I miss London a lot. I can’t believe lucky I was to be able to make that trip earlier this year and be back before the whole Covid craziness began. I still remember how the entire Europe was still drowned in concerns regarding UK withdrawing from the European Union and how little everyone knew about the Coronavirus back then even when I asked them about it. Now, it is a different story altogether. A year has almost passed by and I hope that everyone I met back then at the V&A and the BM are all staying well and safe, wherever they are.
I visited the Tower of London while I was in London, to reminisce the memories that I had when I was attached there as an intern. The yeoman wardens were still there, and so were the ravens with their clipped wings. I love entering this space because it transports you back in time to the medieval past where people were slightly more ravage in actions, words and thoughts – killing, inprisonment, battling, surviving. And sometimes, you wonder about what these people in the past eat and how they cook these dishes especially during the harsh winter times.

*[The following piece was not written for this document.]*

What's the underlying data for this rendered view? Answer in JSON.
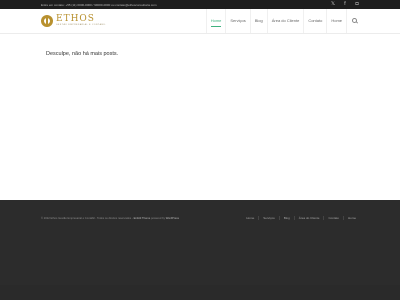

Which is why I love revisiting Maggie’s medieval recipe book from time to time, to try out some of the recipes within. One would be surprised, that most of what they eat are very similar to what we still do today (!) though there are some interesting finds as well. This lombard chicken pasty (pastry) recipe is one of the interesting finds in the book as it looks plain and uninteresting at first glance, but tastes really yummy and juicy if cooked well – I couldn’t stop eating it myself!
Such pasties would have been served in a more grandiose form as a double-sized, two crust pie at home. However, smaller ones like this one would be baked for eating on the road e.g. during pilgrimages. The meat would be deboned for stuffing inside the crusts.
‘Chickens be set in a pasty on their backs with the breast upward and large slices of bacon on the breast, and then covered.
Item in the Lombard manner, when the chickens be plucked and prepared, take beaten eggs (to wit yolks and whites) with verjuice and spice powder and dip your chickens therein; then set them in the pasty with strips of bacon as above.’
- Breast meat: 400g, thinly sliced
- Orange juice: 1 orange
- Ground ginger: 1/2 tsp
- Ground blackpepper: 1 tsp
- Short crust pastry: 350g
- Egg mixture: 2 eggs beaten with a pinch of salt
- Back bacon: 3 slices, halved
- Preheat oven at 220 degrees Celsius.
- Marinate breast meat with orange juice, ground ginger and ground blackpepper. Set aside.
- Roll out short crust pastry to 3mm thick.
- Cut out large circles from pastry dough. I used an 8cm cutter, and rolled out further into 2mm thick circles.
- Scoop 1 tbsp full of breast meat and dip into egg mixture. Place on 1 half of pastry circle.
- Lay 1 halved bacon over breast meat.
- Brush edges of pastry slice with remaining egg mixture. Fold pastry over and press with hand or fork to seal. Prick in several places with fork.
- Place greased baking sheet onto tray. Place pastries onto baking sheet.
- Bake 15min.
- Lower oven to 190 degrees Celsius. Bake another 15 – 20min till golden brown.
- Serve hot.
This recipe was kindly adapted from ‘The Medieval Cookbook’ by Maggie Black.
The original recipe called for verjuice or lemon juice instead of orange juice. Verjuice is a medieval concoction of highly acidic juice made with pressed unripe grapes or other sour fruits. I had oranges in the fridge and decided to use this instead of buying additional lemons to add to the ready stock in my fridge.
10 palm-sized pasties